Supplied information -
[Start of Attachment]

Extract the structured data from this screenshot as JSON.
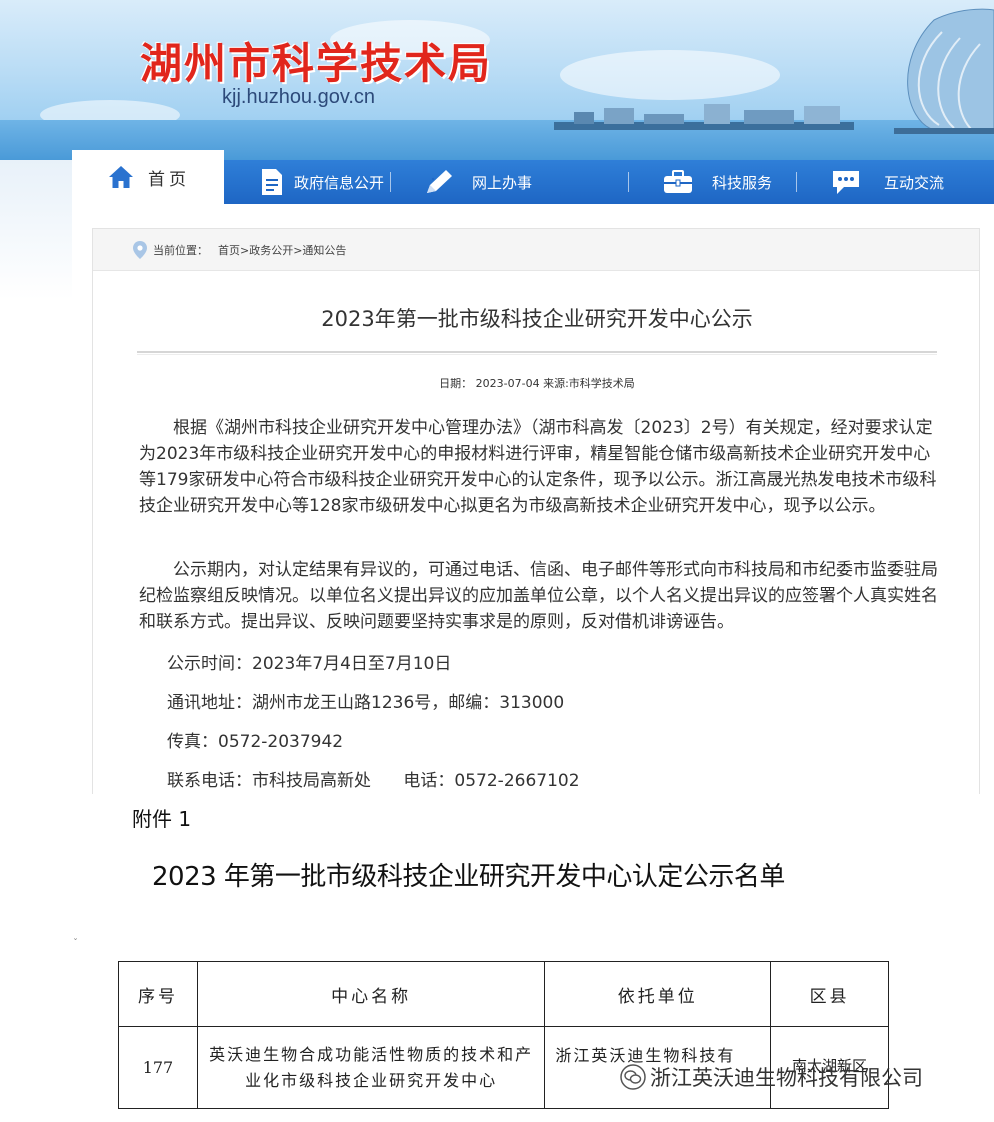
{
  "banner": {
    "site_title": "湖州市科学技术局",
    "site_url": "kjj.huzhou.gov.cn"
  },
  "nav": {
    "home": "首页",
    "items": [
      "政府信息公开",
      "网上办事",
      "科技服务",
      "互动交流"
    ]
  },
  "breadcrumb": {
    "prefix": "当前位置：",
    "path": "首页>政务公开>通知公告"
  },
  "article": {
    "title": "2023年第一批市级科技企业研究开发中心公示",
    "meta": "日期： 2023-07-04  来源:市科学技术局",
    "paragraph1": "根据《湖州市科技企业研究开发中心管理办法》（湖市科高发〔2023〕2号）有关规定，经对要求认定为2023年市级科技企业研究开发中心的申报材料进行评审，精星智能仓储市级高新技术企业研究开发中心等179家研发中心符合市级科技企业研究开发中心的认定条件，现予以公示。浙江高晟光热发电技术市级科技企业研究开发中心等128家市级研发中心拟更名为市级高新技术企业研究开发中心，现予以公示。",
    "paragraph2": "公示期内，对认定结果有异议的，可通过电话、信函、电子邮件等形式向市科技局和市纪委市监委驻局纪检监察组反映情况。以单位名义提出异议的应加盖单位公章，以个人名义提出异议的应签署个人真实姓名和联系方式。提出异议、反映问题要坚持实事求是的原则，反对借机诽谤诬告。",
    "period": "公示时间：2023年7月4日至7月10日",
    "address": "通讯地址：湖州市龙王山路1236号，邮编：313000",
    "fax": "传真：0572-2037942",
    "contact": "联系电话：市科技局高新处      电话：0572-2667102"
  },
  "attachment": {
    "label": "附件 1",
    "title": "2023 年第一批市级科技企业研究开发中心认定公示名单",
    "mark": "ˇ",
    "table": {
      "headers": [
        "序号",
        "中心名称",
        "依托单位",
        "区县"
      ],
      "rows": [
        [
          "177",
          "英沃迪生物合成功能活性物质的技术和产业化市级科技企业研究开发中心",
          "浙江英沃迪生物科技有",
          "南太湖新区"
        ]
      ]
    }
  },
  "watermark": {
    "text": "浙江英沃迪生物科技有限公司",
    "icon": "wechat-icon"
  },
  "colors": {
    "title_red": "#e1261c",
    "nav_blue": "#1e66c4"
  }
}
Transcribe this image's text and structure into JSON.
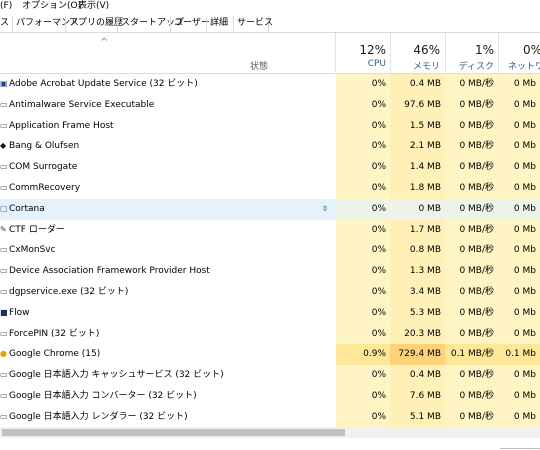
{
  "menu": [
    "(F)",
    "オプション(O)",
    "表示(V)"
  ],
  "tabs": [
    "ス",
    "パフォーマンス",
    "アプリの履歴",
    "スタートアップ",
    "ユーザー",
    "詳細",
    "サービス"
  ],
  "header": {
    "sort_arrow": "^",
    "status": "状態",
    "cpu_pct": "12%",
    "cpu_label": "CPU",
    "mem_pct": "46%",
    "mem_label": "メモリ",
    "disk_pct": "1%",
    "disk_label": "ディスク",
    "net_pct": "0%",
    "net_label": "ネットワー"
  },
  "rows": [
    {
      "name": "Adobe Acrobat Update Service (32 ビット)",
      "icon": "adobe-service-icon",
      "cpu": "0%",
      "mem": "0.4 MB",
      "disk": "0 MB/秒",
      "net": "0 Mb"
    },
    {
      "name": "Antimalware Service Executable",
      "icon": "service-icon",
      "cpu": "0%",
      "mem": "97.6 MB",
      "disk": "0 MB/秒",
      "net": "0 Mb"
    },
    {
      "name": "Application Frame Host",
      "icon": "window-icon",
      "cpu": "0%",
      "mem": "1.5 MB",
      "disk": "0 MB/秒",
      "net": "0 Mb"
    },
    {
      "name": "Bang & Olufsen",
      "icon": "bang-olufsen-icon",
      "cpu": "0%",
      "mem": "2.1 MB",
      "disk": "0 MB/秒",
      "net": "0 Mb"
    },
    {
      "name": "COM Surrogate",
      "icon": "window-icon",
      "cpu": "0%",
      "mem": "1.4 MB",
      "disk": "0 MB/秒",
      "net": "0 Mb"
    },
    {
      "name": "CommRecovery",
      "icon": "window-icon",
      "cpu": "0%",
      "mem": "1.8 MB",
      "disk": "0 MB/秒",
      "net": "0 Mb"
    },
    {
      "name": "Cortana",
      "icon": "cortana-icon",
      "cpu": "0%",
      "mem": "0 MB",
      "disk": "0 MB/秒",
      "net": "0 Mb",
      "selected": true,
      "suspended": true
    },
    {
      "name": "CTF ローダー",
      "icon": "ctf-icon",
      "cpu": "0%",
      "mem": "1.7 MB",
      "disk": "0 MB/秒",
      "net": "0 Mb"
    },
    {
      "name": "CxMonSvc",
      "icon": "window-icon",
      "cpu": "0%",
      "mem": "0.8 MB",
      "disk": "0 MB/秒",
      "net": "0 Mb"
    },
    {
      "name": "Device Association Framework Provider Host",
      "icon": "window-icon",
      "cpu": "0%",
      "mem": "1.3 MB",
      "disk": "0 MB/秒",
      "net": "0 Mb"
    },
    {
      "name": "dgpservice.exe (32 ビット)",
      "icon": "window-icon",
      "cpu": "0%",
      "mem": "3.4 MB",
      "disk": "0 MB/秒",
      "net": "0 Mb"
    },
    {
      "name": "Flow",
      "icon": "flow-icon",
      "cpu": "0%",
      "mem": "5.3 MB",
      "disk": "0 MB/秒",
      "net": "0 Mb"
    },
    {
      "name": "ForcePIN (32 ビット)",
      "icon": "window-icon",
      "cpu": "0%",
      "mem": "20.3 MB",
      "disk": "0 MB/秒",
      "net": "0 Mb"
    },
    {
      "name": "Google Chrome (15)",
      "icon": "chrome-icon",
      "cpu": "0.9%",
      "mem": "729.4 MB",
      "disk": "0.1 MB/秒",
      "net": "0.1 Mb",
      "hot": true
    },
    {
      "name": "Google 日本語入力 キャッシュサービス (32 ビット)",
      "icon": "window-icon",
      "cpu": "0%",
      "mem": "0.4 MB",
      "disk": "0 MB/秒",
      "net": "0 Mb"
    },
    {
      "name": "Google 日本語入力 コンバーター (32 ビット)",
      "icon": "window-icon",
      "cpu": "0%",
      "mem": "7.6 MB",
      "disk": "0 MB/秒",
      "net": "0 Mb"
    },
    {
      "name": "Google 日本語入力 レンダラー (32 ビット)",
      "icon": "window-icon",
      "cpu": "0%",
      "mem": "5.1 MB",
      "disk": "0 MB/秒",
      "net": "0 Mb"
    }
  ],
  "colors": {
    "heat_low": "#fff4c4",
    "heat_mid": "#ffe79a",
    "heat_high": "#ffd27a",
    "selected": "#e5f1fb"
  }
}
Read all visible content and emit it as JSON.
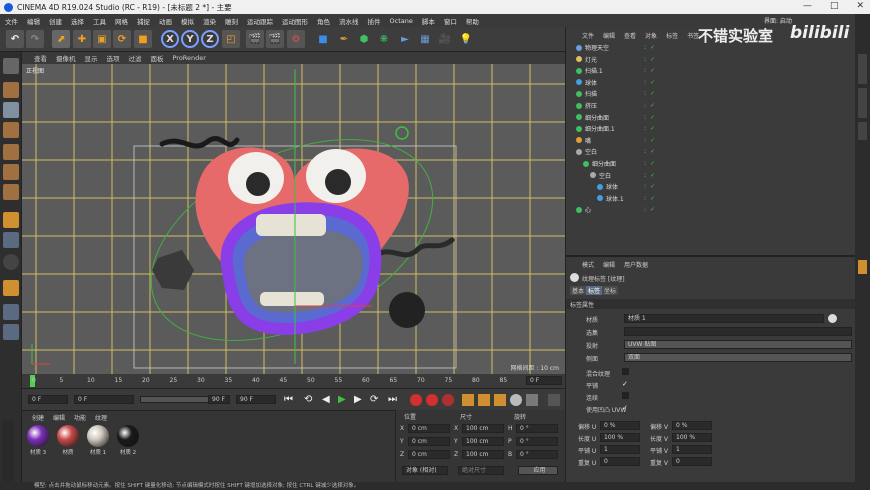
{
  "window": {
    "title": "CINEMA 4D R19.024 Studio (RC - R19) - [未标题 2 *] - 主要"
  },
  "menus": [
    "文件",
    "编辑",
    "创建",
    "选择",
    "工具",
    "网格",
    "捕捉",
    "动画",
    "模拟",
    "渲染",
    "雕刻",
    "运动跟踪",
    "运动图形",
    "角色",
    "流水线",
    "插件",
    "Octane",
    "脚本",
    "窗口",
    "帮助"
  ],
  "layout_label": "界面: 启动",
  "toolbar": {
    "x_label": "X",
    "y_label": "Y",
    "z_label": "Z"
  },
  "viewport": {
    "menu": [
      "查看",
      "摄像机",
      "显示",
      "选项",
      "过滤",
      "面板",
      "ProRender"
    ],
    "name": "正视图",
    "grid_distance": "网格间距 : 10 cm"
  },
  "timeline": {
    "ticks": [
      "0",
      "5",
      "10",
      "15",
      "20",
      "25",
      "30",
      "35",
      "40",
      "45",
      "50",
      "55",
      "60",
      "65",
      "70",
      "75",
      "80",
      "85",
      "90"
    ],
    "frame": "0 F"
  },
  "transport": {
    "start": "0 F",
    "current": "0 F",
    "end": "90 F",
    "end2": "90 F"
  },
  "materials": {
    "menu": [
      "创建",
      "编辑",
      "功能",
      "纹理"
    ],
    "items": [
      {
        "name": "材质 3",
        "color": "#7d2fb8"
      },
      {
        "name": "材质",
        "color": "#c94a4a"
      },
      {
        "name": "材质 1",
        "color": "#cfc8bd"
      },
      {
        "name": "材质 2",
        "color": "#1a1a1a"
      }
    ]
  },
  "coords": {
    "headers": [
      "位置",
      "尺寸",
      "旋转"
    ],
    "rows": [
      {
        "a": "X",
        "av": "0 cm",
        "b": "X",
        "bv": "100 cm",
        "c": "H",
        "cv": "0 °"
      },
      {
        "a": "Y",
        "av": "0 cm",
        "b": "Y",
        "bv": "100 cm",
        "c": "P",
        "cv": "0 °"
      },
      {
        "a": "Z",
        "av": "0 cm",
        "b": "Z",
        "bv": "100 cm",
        "c": "B",
        "cv": "0 °"
      }
    ],
    "mode": "对象 (相对)",
    "size_mode": "绝对尺寸",
    "apply": "应用"
  },
  "objects": {
    "menu": [
      "文件",
      "编辑",
      "查看",
      "对象",
      "标签",
      "书签"
    ],
    "watermark": "不错实验室",
    "brand": "bilibili",
    "rows": [
      {
        "name": "物理天空",
        "indent": 0,
        "color": "#6aa0e0"
      },
      {
        "name": "灯光",
        "indent": 0,
        "color": "#e0c060"
      },
      {
        "name": "扫描.1",
        "indent": 0,
        "color": "#40c060"
      },
      {
        "name": "球体",
        "indent": 0,
        "color": "#40a0e0"
      },
      {
        "name": "扫描",
        "indent": 0,
        "color": "#40c060"
      },
      {
        "name": "挤压",
        "indent": 0,
        "color": "#40c060"
      },
      {
        "name": "细分曲面",
        "indent": 0,
        "color": "#40c060"
      },
      {
        "name": "细分曲面.1",
        "indent": 0,
        "color": "#40c060"
      },
      {
        "name": "嘴",
        "indent": 0,
        "color": "#e0a030"
      },
      {
        "name": "空白",
        "indent": 0,
        "color": "#aaaaaa"
      },
      {
        "name": "细分曲面",
        "indent": 1,
        "color": "#40c060"
      },
      {
        "name": "空白",
        "indent": 2,
        "color": "#aaaaaa"
      },
      {
        "name": "球体",
        "indent": 3,
        "color": "#40a0e0"
      },
      {
        "name": "球体.1",
        "indent": 3,
        "color": "#40a0e0"
      },
      {
        "name": "心",
        "indent": 0,
        "color": "#40c060"
      }
    ]
  },
  "attributes": {
    "menu": [
      "模式",
      "编辑",
      "用户数据"
    ],
    "title": "纹理标签 [纹理]",
    "tabs": [
      "基本",
      "标签",
      "坐标"
    ],
    "section": "标签属性",
    "material_label": "材质",
    "material_value": "材质 1",
    "selection_label": "选集",
    "projection_label": "投射",
    "projection_value": "UVW 贴图",
    "side_label": "侧面",
    "side_value": "双面",
    "mix_label": "混合纹理",
    "tile_label": "平铺",
    "seamless_label": "连续",
    "uvw_label": "使用凹凸 UVW",
    "offset_u_label": "偏移 U",
    "offset_u": "0 %",
    "offset_v_label": "偏移 V",
    "offset_v": "0 %",
    "length_u_label": "长度 U",
    "length_u": "100 %",
    "length_v_label": "长度 V",
    "length_v": "100 %",
    "tiles_u_label": "平铺 U",
    "tiles_u": "1",
    "tiles_v_label": "平铺 V",
    "tiles_v": "1",
    "repeat_u_label": "重复 U",
    "repeat_u": "0",
    "repeat_v_label": "重复 V",
    "repeat_v": "0"
  },
  "status": "模型: 点击并拖动鼠标移动元素。按住 SHIFT 键量化移动; 节点编辑模式时按住 SHIFT 键增加选择对象; 按住 CTRL 键减少选择对象。",
  "colors": {
    "accent": "#f0a020",
    "grid": "#e8d060",
    "heart": "#e66a6a",
    "mouth": "#7a3ee0"
  }
}
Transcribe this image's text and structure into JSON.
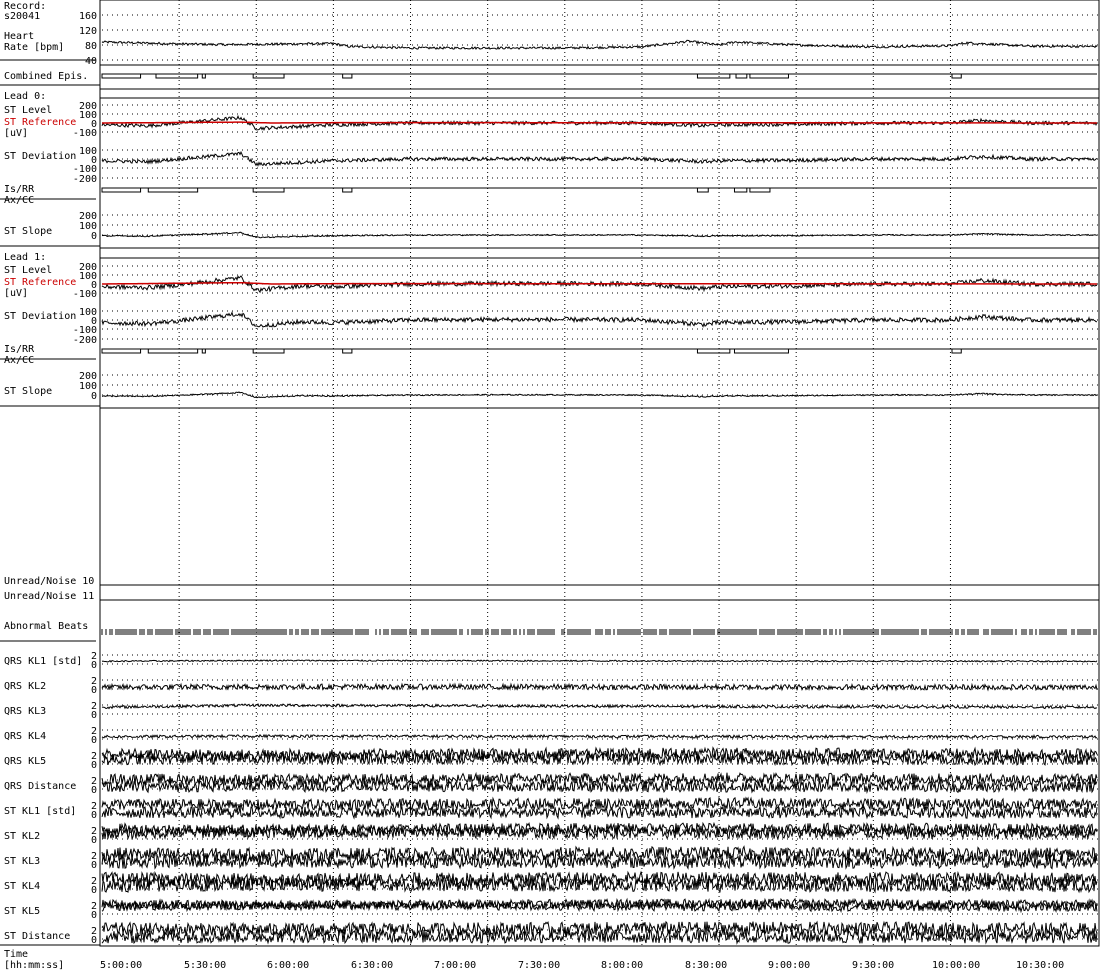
{
  "record": {
    "label": "Record:",
    "id": "s20041"
  },
  "time_axis": {
    "label_line1": "Time",
    "label_line2": "[hh:mm:ss]",
    "ticks": [
      "5:00:00",
      "5:30:00",
      "6:00:00",
      "6:30:00",
      "7:00:00",
      "7:30:00",
      "8:00:00",
      "8:30:00",
      "9:00:00",
      "9:30:00",
      "10:00:00",
      "10:30:00"
    ],
    "range_hours": [
      4.99,
      11.45
    ]
  },
  "labels": {
    "hr_line1": "Heart",
    "hr_line2": "Rate [bpm]",
    "combined": "Combined Epis.",
    "lead0_title": "Lead 0:",
    "lead1_title": "Lead 1:",
    "st_level": "ST Level",
    "st_reference": "ST Reference",
    "uv": "[uV]",
    "st_deviation": "ST Deviation",
    "isrr": "Is/RR",
    "axcc": "Ax/CC",
    "st_slope": "ST Slope",
    "unread10": "Unread/Noise 10",
    "unread11": "Unread/Noise 11",
    "abnormal": "Abnormal Beats",
    "qrs_kl1": "QRS KL1 [std]",
    "qrs_kl2": "QRS KL2",
    "qrs_kl3": "QRS KL3",
    "qrs_kl4": "QRS KL4",
    "qrs_kl5": "QRS KL5",
    "qrs_distance": "QRS Distance",
    "st_kl1": "ST KL1 [std]",
    "st_kl2": "ST KL2",
    "st_kl3": "ST KL3",
    "st_kl4": "ST KL4",
    "st_kl5": "ST KL5",
    "st_distance": "ST Distance"
  },
  "ticklabels": {
    "hr": [
      "160",
      "120",
      "80",
      "40"
    ],
    "st200": [
      "200",
      "100",
      "0",
      "-100"
    ],
    "dev": [
      "100",
      "0",
      "-100",
      "-200"
    ],
    "slope": [
      "200",
      "100",
      "0"
    ],
    "kl": [
      "2",
      "0"
    ]
  },
  "colors": {
    "trace": "#000000",
    "reference": "#cc0000",
    "grid": "#000000",
    "background": "#ffffff"
  },
  "chart_data": {
    "type": "line",
    "x_unit": "hours",
    "series": [
      {
        "name": "Heart Rate [bpm]",
        "x": [
          5.0,
          5.5,
          5.8,
          6.0,
          6.5,
          6.6,
          7.0,
          7.5,
          8.0,
          8.5,
          8.8,
          9.0,
          9.1,
          9.5,
          10.0,
          10.5,
          10.6,
          11.0,
          11.45
        ],
        "y": [
          88,
          83,
          81,
          82,
          84,
          76,
          72,
          72,
          72,
          75,
          90,
          80,
          88,
          80,
          75,
          78,
          86,
          77,
          76
        ]
      },
      {
        "name": "Lead 0 ST Level",
        "x": [
          5.0,
          5.3,
          5.5,
          5.9,
          6.0,
          6.5,
          7.0,
          7.5,
          8.0,
          8.5,
          8.9,
          9.0,
          9.5,
          10.0,
          10.5,
          10.7,
          11.0,
          11.45
        ],
        "y": [
          -20,
          -30,
          0,
          60,
          -60,
          -20,
          0,
          0,
          0,
          0,
          -30,
          -20,
          -15,
          0,
          0,
          30,
          0,
          0
        ]
      },
      {
        "name": "Lead 0 ST Reference",
        "x": [
          5.0,
          5.9,
          6.1,
          6.6,
          11.45
        ],
        "y": [
          0,
          10,
          0,
          5,
          0
        ]
      },
      {
        "name": "Lead 1 ST Level",
        "x": [
          5.0,
          5.3,
          5.5,
          5.9,
          6.0,
          6.3,
          6.5,
          7.0,
          7.5,
          8.0,
          8.5,
          8.9,
          9.0,
          9.5,
          10.0,
          10.5,
          10.7,
          11.0,
          11.45
        ],
        "y": [
          -30,
          -40,
          -10,
          70,
          -70,
          -20,
          -30,
          0,
          5,
          5,
          0,
          -50,
          -30,
          -20,
          0,
          0,
          40,
          0,
          0
        ]
      },
      {
        "name": "Lead 1 ST Reference",
        "x": [
          5.0,
          5.9,
          6.1,
          6.6,
          11.45
        ],
        "y": [
          0,
          15,
          0,
          5,
          0
        ]
      }
    ],
    "episodes": {
      "combined": [
        [
          5.0,
          5.25
        ],
        [
          5.35,
          5.62
        ],
        [
          5.65,
          5.67
        ],
        [
          5.98,
          6.18
        ],
        [
          6.56,
          6.62
        ],
        [
          8.86,
          9.07
        ],
        [
          9.11,
          9.18
        ],
        [
          9.2,
          9.45
        ],
        [
          10.51,
          10.57
        ]
      ],
      "lead0": [
        [
          5.0,
          5.25
        ],
        [
          5.3,
          5.62
        ],
        [
          5.98,
          6.18
        ],
        [
          6.56,
          6.62
        ],
        [
          8.86,
          8.93
        ],
        [
          9.1,
          9.18
        ],
        [
          9.2,
          9.33
        ]
      ],
      "lead1": [
        [
          5.0,
          5.25
        ],
        [
          5.3,
          5.62
        ],
        [
          5.65,
          5.67
        ],
        [
          5.98,
          6.18
        ],
        [
          6.56,
          6.62
        ],
        [
          8.86,
          9.07
        ],
        [
          9.1,
          9.45
        ],
        [
          10.51,
          10.57
        ]
      ]
    }
  }
}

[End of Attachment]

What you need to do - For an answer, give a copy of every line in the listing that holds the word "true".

Answer to the problem -
      "selected": true,
      "suspended": true
      "hot": true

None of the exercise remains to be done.